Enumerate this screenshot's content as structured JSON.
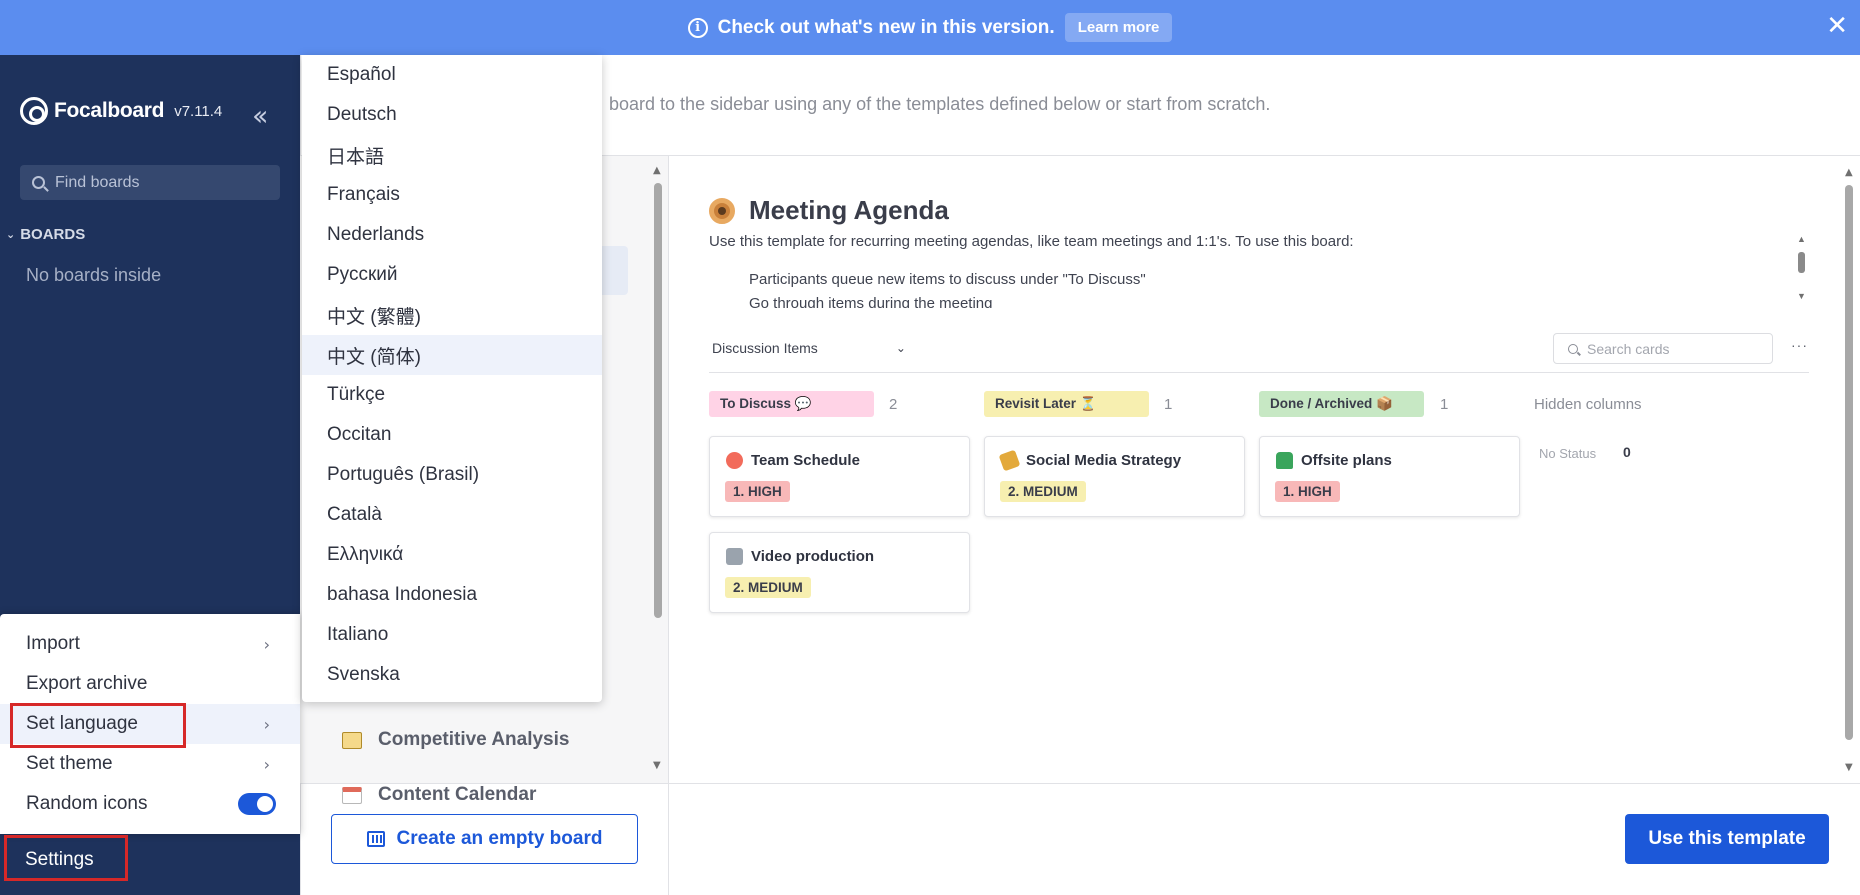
{
  "banner": {
    "text": "Check out what's new in this version.",
    "learn_more": "Learn more"
  },
  "sidebar": {
    "app_name": "Focalboard",
    "version": "v7.11.4",
    "search_placeholder": "Find boards",
    "boards_header": "BOARDS",
    "empty_text": "No boards inside"
  },
  "settings_menu": {
    "items": [
      {
        "label": "Import",
        "has_submenu": true
      },
      {
        "label": "Export archive",
        "has_submenu": false
      },
      {
        "label": "Set language",
        "has_submenu": true,
        "active": true
      },
      {
        "label": "Set theme",
        "has_submenu": true
      },
      {
        "label": "Random icons",
        "toggle": true,
        "toggle_on": true
      }
    ],
    "settings_label": "Settings"
  },
  "languages": [
    "Español",
    "Deutsch",
    "日本語",
    "Français",
    "Nederlands",
    "Русский",
    "中文 (繁體)",
    "中文 (简体)",
    "Türkçe",
    "Occitan",
    "Português (Brasil)",
    "Català",
    "Ελληνικά",
    "bahasa Indonesia",
    "Italiano",
    "Svenska"
  ],
  "selected_language": "中文 (简体)",
  "main": {
    "description": "board to the sidebar using any of the templates defined below or start from scratch.",
    "templates": [
      {
        "label": "Competitive Analysis",
        "icon": "folder-icon"
      },
      {
        "label": "Content Calendar",
        "icon": "calendar-icon"
      }
    ],
    "create_empty_label": "Create an empty board",
    "use_template_label": "Use this template"
  },
  "preview": {
    "title": "Meeting Agenda",
    "description": "Use this template for recurring meeting agendas, like team meetings and 1:1's. To use this board:",
    "bullets": [
      "Participants queue new items to discuss under \"To Discuss\"",
      "Go through items during the meeting"
    ],
    "view_name": "Discussion Items",
    "search_placeholder": "Search cards",
    "more": "···",
    "columns": [
      {
        "label": "To Discuss 💬",
        "count": "2",
        "color": "#ffd3e6"
      },
      {
        "label": "Revisit Later ⏳",
        "count": "1",
        "color": "#f7efb0"
      },
      {
        "label": "Done / Archived 📦",
        "count": "1",
        "color": "#c7e8c4"
      }
    ],
    "hidden_columns": "Hidden columns",
    "no_status": "No Status",
    "no_status_count": "0",
    "cards": [
      {
        "title": "Team Schedule",
        "tag": "1. HIGH",
        "emoji": "alarm-clock-icon"
      },
      {
        "title": "Social Media Strategy",
        "tag": "2. MEDIUM",
        "emoji": "megaphone-icon"
      },
      {
        "title": "Offsite plans",
        "tag": "1. HIGH",
        "emoji": "car-icon"
      },
      {
        "title": "Video production",
        "tag": "2. MEDIUM",
        "emoji": "video-icon"
      }
    ],
    "tag_colors": {
      "high": "#f8b8b8",
      "medium": "#f7efb0"
    }
  }
}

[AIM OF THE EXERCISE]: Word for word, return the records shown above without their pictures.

[EXERCISE RESULT]:
Enumerate this screenshot's content as structured JSON.
{
  "banner": {
    "text": "Check out what's new in this version.",
    "learn_more": "Learn more"
  },
  "sidebar": {
    "app_name": "Focalboard",
    "version": "v7.11.4",
    "search_placeholder": "Find boards",
    "boards_header": "BOARDS",
    "empty_text": "No boards inside"
  },
  "settings_menu": {
    "items": [
      {
        "label": "Import",
        "has_submenu": true
      },
      {
        "label": "Export archive",
        "has_submenu": false
      },
      {
        "label": "Set language",
        "has_submenu": true,
        "active": true
      },
      {
        "label": "Set theme",
        "has_submenu": true
      },
      {
        "label": "Random icons",
        "toggle": true,
        "toggle_on": true
      }
    ],
    "settings_label": "Settings"
  },
  "languages": [
    "Español",
    "Deutsch",
    "日本語",
    "Français",
    "Nederlands",
    "Русский",
    "中文 (繁體)",
    "中文 (简体)",
    "Türkçe",
    "Occitan",
    "Português (Brasil)",
    "Català",
    "Ελληνικά",
    "bahasa Indonesia",
    "Italiano",
    "Svenska"
  ],
  "selected_language": "中文 (简体)",
  "main": {
    "description": "board to the sidebar using any of the templates defined below or start from scratch.",
    "templates": [
      {
        "label": "Competitive Analysis",
        "icon": "folder-icon"
      },
      {
        "label": "Content Calendar",
        "icon": "calendar-icon"
      }
    ],
    "create_empty_label": "Create an empty board",
    "use_template_label": "Use this template"
  },
  "preview": {
    "title": "Meeting Agenda",
    "description": "Use this template for recurring meeting agendas, like team meetings and 1:1's. To use this board:",
    "bullets": [
      "Participants queue new items to discuss under \"To Discuss\"",
      "Go through items during the meeting"
    ],
    "view_name": "Discussion Items",
    "search_placeholder": "Search cards",
    "more": "···",
    "columns": [
      {
        "label": "To Discuss 💬",
        "count": "2",
        "color": "#ffd3e6"
      },
      {
        "label": "Revisit Later ⏳",
        "count": "1",
        "color": "#f7efb0"
      },
      {
        "label": "Done / Archived 📦",
        "count": "1",
        "color": "#c7e8c4"
      }
    ],
    "hidden_columns": "Hidden columns",
    "no_status": "No Status",
    "no_status_count": "0",
    "cards": [
      {
        "title": "Team Schedule",
        "tag": "1. HIGH",
        "emoji": "alarm-clock-icon"
      },
      {
        "title": "Social Media Strategy",
        "tag": "2. MEDIUM",
        "emoji": "megaphone-icon"
      },
      {
        "title": "Offsite plans",
        "tag": "1. HIGH",
        "emoji": "car-icon"
      },
      {
        "title": "Video production",
        "tag": "2. MEDIUM",
        "emoji": "video-icon"
      }
    ],
    "tag_colors": {
      "high": "#f8b8b8",
      "medium": "#f7efb0"
    }
  }
}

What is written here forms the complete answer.